Thursday, May 22, 2008

Let it be said though that I liked Land of the Dead, I don't care what the rest of the interweb says.

Have you ever noticed that zombie movies all take place in a universe WITHOUT zombie movies? It's as though zombies are a completely foreign concept to anyone who stumbles across one. It never clicks in anyone's mind that 'Hey! I've seen shit like this before on the TV!'

Wait, that's not entirely true. If it's a zombie movie with a bit of comedy, then you can acknowledge that zombies are in movies.

Of course this has nothing to do with anything else. Just one of those things that sticks in my head after watching Diary of the Dead, aka George A. Romero's Diary of the Dead. That's important, it's a Romero zombie movie.

This time, rather than taking on racial stereotypes or consumerism or militarism or corporate greed, we're attacking...YouTube. And blogs. And this 24 hour information overload society. Ok. Fine. I agree that this whole 'everyone's opinion matters and should be shoved online' thing might be a bad idea. I'll also readily admit that I'm a part of the problem. I have a Myspace, a LiveJournal, this blog, a Facebook, I use Twitter, I post pictures from my camera phone to another blog. I make my vacation photos available online via Picasa. And you know what else? I'll be the first to admit that nothing I do online matters to anyone else.

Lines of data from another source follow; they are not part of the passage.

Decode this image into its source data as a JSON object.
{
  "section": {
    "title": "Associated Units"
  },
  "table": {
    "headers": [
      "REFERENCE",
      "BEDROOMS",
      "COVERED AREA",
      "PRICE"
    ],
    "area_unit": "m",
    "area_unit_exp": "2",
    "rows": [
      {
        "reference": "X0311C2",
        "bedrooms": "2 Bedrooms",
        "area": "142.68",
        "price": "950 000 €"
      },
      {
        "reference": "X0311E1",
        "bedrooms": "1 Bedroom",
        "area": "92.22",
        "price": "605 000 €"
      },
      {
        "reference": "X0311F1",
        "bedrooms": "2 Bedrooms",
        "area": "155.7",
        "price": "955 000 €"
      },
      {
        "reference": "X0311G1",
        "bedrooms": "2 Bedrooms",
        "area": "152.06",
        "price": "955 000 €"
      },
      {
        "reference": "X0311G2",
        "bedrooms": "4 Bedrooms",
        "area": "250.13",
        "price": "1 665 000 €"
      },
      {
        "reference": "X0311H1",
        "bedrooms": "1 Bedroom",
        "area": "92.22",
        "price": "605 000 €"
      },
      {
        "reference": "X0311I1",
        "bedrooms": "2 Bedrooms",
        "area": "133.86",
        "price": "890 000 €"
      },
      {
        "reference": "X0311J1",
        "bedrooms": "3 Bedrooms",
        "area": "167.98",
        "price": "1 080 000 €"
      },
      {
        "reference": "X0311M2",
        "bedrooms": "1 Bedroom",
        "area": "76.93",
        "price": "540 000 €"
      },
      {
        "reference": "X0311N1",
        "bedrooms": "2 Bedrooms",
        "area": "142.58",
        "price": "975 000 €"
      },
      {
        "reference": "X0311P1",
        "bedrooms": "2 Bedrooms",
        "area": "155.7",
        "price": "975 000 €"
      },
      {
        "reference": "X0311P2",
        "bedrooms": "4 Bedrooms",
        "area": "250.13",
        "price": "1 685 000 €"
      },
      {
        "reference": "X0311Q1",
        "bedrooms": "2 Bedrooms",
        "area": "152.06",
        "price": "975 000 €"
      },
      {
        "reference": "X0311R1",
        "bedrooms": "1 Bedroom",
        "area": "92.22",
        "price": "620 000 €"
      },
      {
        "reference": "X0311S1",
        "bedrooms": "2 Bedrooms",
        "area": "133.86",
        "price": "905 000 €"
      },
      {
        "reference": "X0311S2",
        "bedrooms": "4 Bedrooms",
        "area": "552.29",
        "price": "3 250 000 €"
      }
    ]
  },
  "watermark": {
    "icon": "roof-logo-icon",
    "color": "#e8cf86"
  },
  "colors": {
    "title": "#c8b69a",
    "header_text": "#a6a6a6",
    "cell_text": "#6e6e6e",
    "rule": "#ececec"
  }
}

More people come here from the Google looking for the pictures I've posted than for anything I have to say. I'd get a lot more attention if I were posting pictures of Scarlett Johansson naked.

Where was I going with that?

Ok, right, Diary of the Dead is about a handful of kids and an old drunk professor trying to survive in a world over run by zombies. Chronologically speaking, in the Romero zomb-iverse (I just made that up, you like it? Feel free to use it yourself), this takes place at about the same time as Night of the Living Dead. It's right at the beginning of the outbreak. Luckily though, these kids are all student film makers, so they have the most important thing to have in a zombie attack, a camera! As soon as the zombies see that, they get all self-conscious and start primping and worrying about the extra ten pounds that the camera puts on, so they have to rip out there guts to shed the weight, but then their guts are all over the ground and they start tripping over them and falling down. Then they start chasing each other, and then they're chasing the people and then the people are chasing the zombies and suddenly it turns into a Benny Hill skit.

I made that last part up. It may as well have though. At least that would have been unexpected. Instead, you have a fairly by-the-numbers zombie movie. And if anyone else had made it, this would be an entirely different article. But this is a Romero zombie movie. It's held to a different standard. Romero isn't just a director of zombie movies, he's a brand name. Romero is Pepsi to Sam's Choice Cola, he's Kraft Macaroni and Cheese to Kroger Brand Mac N' Cheese. It's a different standard. And when held to that standard, Diary withers.

The characters are shallow and underdeveloped. No one has a back story. Tony is the angry young man because he's from Brooklyn. Eliot is the technology nerd, you can tell because of his glasses. Everyone is just a poorly developed stereotype. At one point, our Scooby Gang gets stopped. By 3 angry black men. With guns. It wouldn't have been so annoying, and mildly racist, if the scene had been necessary. But, in looking back, if the whole time the were with them had been cut out, the movie would hardly have been effected. The only minorities in the movie are thrilled that they're in power now that everyone else who had the power before left! They didn't earn it. They weren't the ones who kept cool and gathered supplies and came to be respected for their foresight and ability to handle pressure. No, they stumbled into it.

This is the kind of social commentary that Romero gives us in 2008? And, what is he even trying to say about YouTube and the 'information age'? The heroes are the cameramen. This isn't exactly a vilification. The director takes time out to upload some footage to MySpace, and while he gets yelled at briefly for taking the time to do it, he's not shunned or cast out for it either.

And am I the only one that's already sick of this whole 'video taping it ourselves', 'this is the recovered footage' style of film making that's cropped up? The Blair Witch Project was original and Cloverfield was well done...but now, after 3 movies, I'm done. How much variety can you get out of the concept? How many different reasons can you have for some group of kids to have a camera ready to go when all hell breaks loose?

From any other director, this would have been a fun movie. There'd be no afterthought to it. You'd watch it, think, that wasn't bad and move on with life. But, like I said, it's held to a different standard because of the director. So, Diary of the Dead gets 6 eyeballs exploding after having a defibrulator discharged against the zombie's heads out of 10.